┌─ Task inputs
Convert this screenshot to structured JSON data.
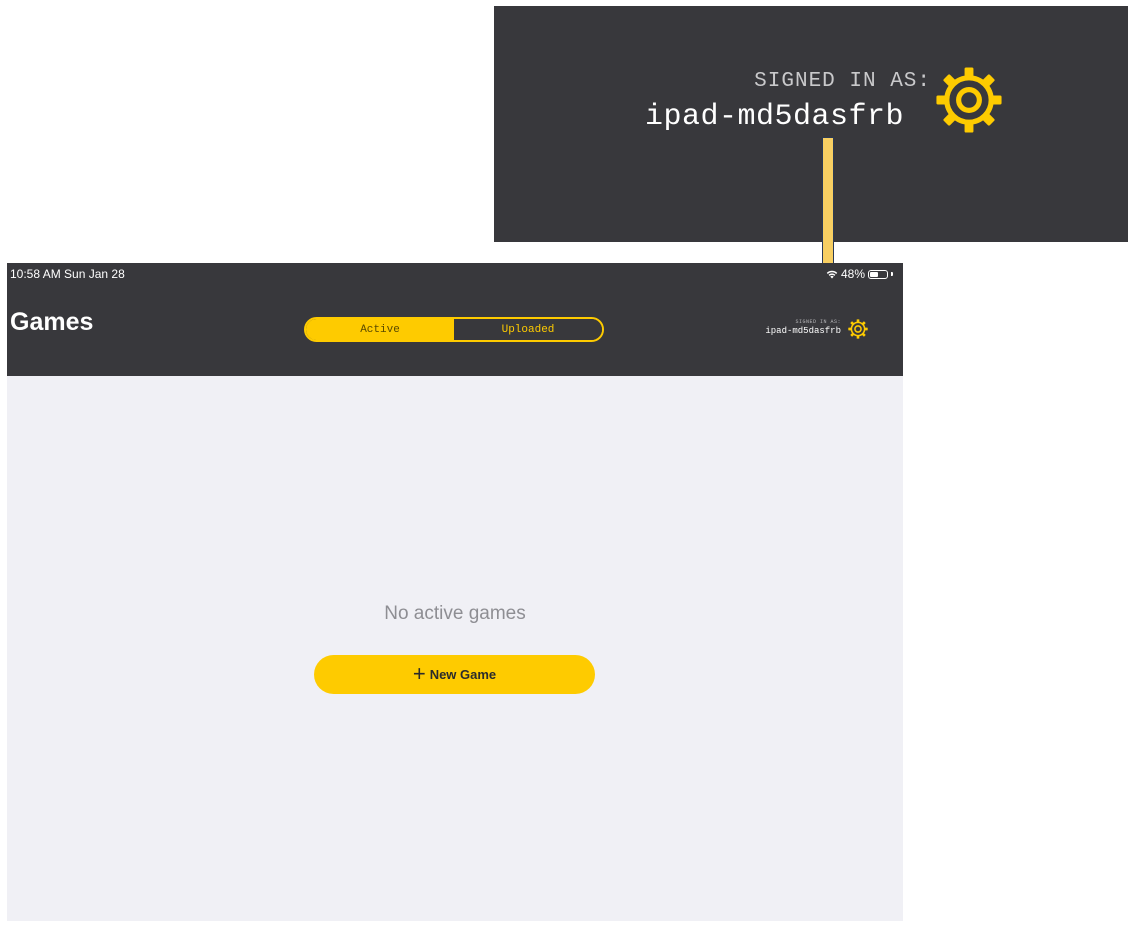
{
  "callout": {
    "signed_in_label": "SIGNED IN AS:",
    "username": "ipad-md5dasfrb",
    "icon": "gear-icon"
  },
  "status_bar": {
    "time": "10:58 AM  Sun Jan 28",
    "battery_text": "48%",
    "battery_level": 0.48,
    "wifi_icon": "wifi-icon",
    "battery_icon": "battery-icon"
  },
  "nav": {
    "title": "Games",
    "tabs": [
      {
        "label": "Active",
        "selected": true
      },
      {
        "label": "Uploaded",
        "selected": false
      }
    ],
    "signed_in_label": "SIGNED IN AS:",
    "username": "ipad-md5dasfrb",
    "settings_icon": "gear-icon"
  },
  "main": {
    "empty_message": "No active games",
    "new_game_label": "New Game",
    "new_game_icon": "plus-icon"
  },
  "colors": {
    "accent": "#fecb00",
    "nav_background": "#38383c",
    "content_background": "#f0f0f5",
    "arrow": "#f8cf62"
  }
}
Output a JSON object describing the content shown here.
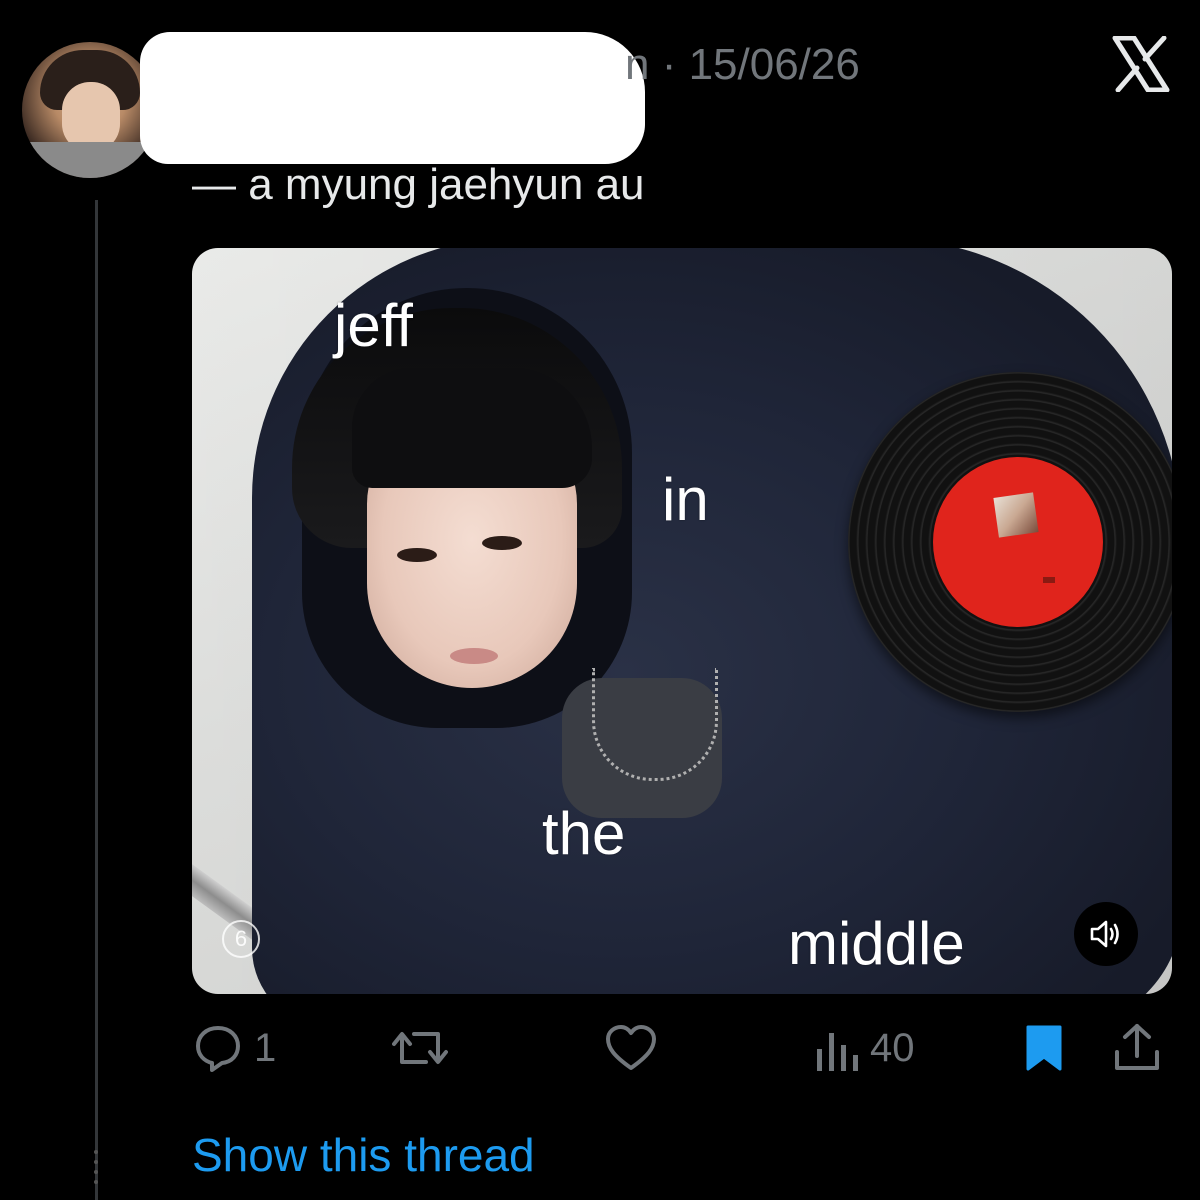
{
  "tweet": {
    "meta": "n · 15/06/26",
    "text": "— a myung jaehyun au",
    "media": {
      "overlay_words": [
        "jeff",
        "in",
        "the",
        "middle"
      ],
      "count_badge": "6",
      "sound_icon": "speaker-icon"
    },
    "actions": {
      "reply_count": "1",
      "retweet_count": "",
      "like_count": "",
      "views_count": "40"
    },
    "show_thread": "Show this thread"
  },
  "colors": {
    "background": "#000000",
    "text": "#e7e9ea",
    "muted": "#71767b",
    "accent": "#1d9bf0",
    "vinyl_label": "#e0241c"
  }
}
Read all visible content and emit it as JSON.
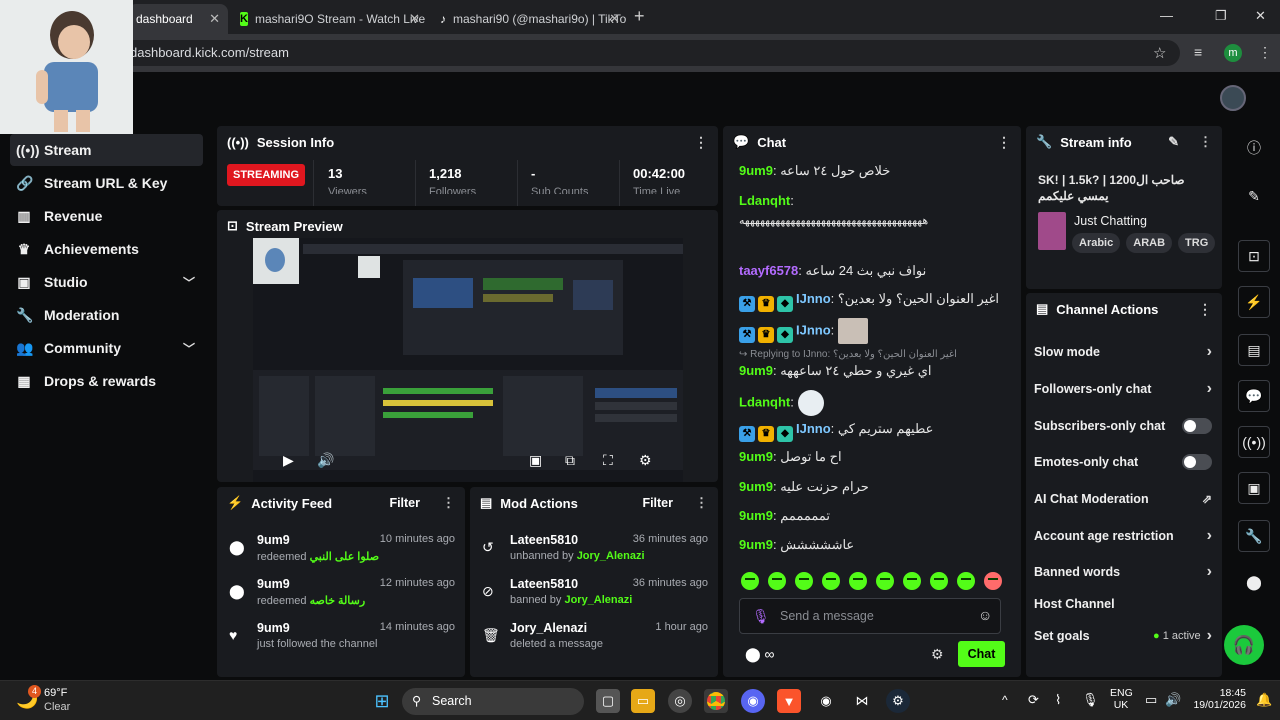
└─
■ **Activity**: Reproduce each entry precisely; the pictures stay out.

■ **Written solution**:
Convert this screenshot to structured JSON data.
{
  "callout": {
    "signed_in_label": "SIGNED IN AS:",
    "username": "ipad-md5dasfrb",
    "icon": "gear-icon"
  },
  "status_bar": {
    "time": "10:58 AM  Sun Jan 28",
    "battery_text": "48%",
    "battery_level": 0.48,
    "wifi_icon": "wifi-icon",
    "battery_icon": "battery-icon"
  },
  "nav": {
    "title": "Games",
    "tabs": [
      {
        "label": "Active",
        "selected": true
      },
      {
        "label": "Uploaded",
        "selected": false
      }
    ],
    "signed_in_label": "SIGNED IN AS:",
    "username": "ipad-md5dasfrb",
    "settings_icon": "gear-icon"
  },
  "main": {
    "empty_message": "No active games",
    "new_game_label": "New Game",
    "new_game_icon": "plus-icon"
  },
  "colors": {
    "accent": "#fecb00",
    "nav_background": "#38383c",
    "content_background": "#f0f0f5",
    "arrow": "#f8cf62"
  }
}
Output a JSON object describing the content shown here.
{
  "tweet": {
    "meta": "n · 15/06/26",
    "text": "— a myung jaehyun au",
    "media": {
      "overlay_words": [
        "jeff",
        "in",
        "the",
        "middle"
      ],
      "count_badge": "6",
      "sound_icon": "speaker-icon"
    },
    "actions": {
      "reply_count": "1",
      "retweet_count": "",
      "like_count": "",
      "views_count": "40"
    },
    "show_thread": "Show this thread"
  },
  "colors": {
    "background": "#000000",
    "text": "#e7e9ea",
    "muted": "#71767b",
    "accent": "#1d9bf0",
    "vinyl_label": "#e0241c"
  }
}
Read all visible content and emit it as JSON.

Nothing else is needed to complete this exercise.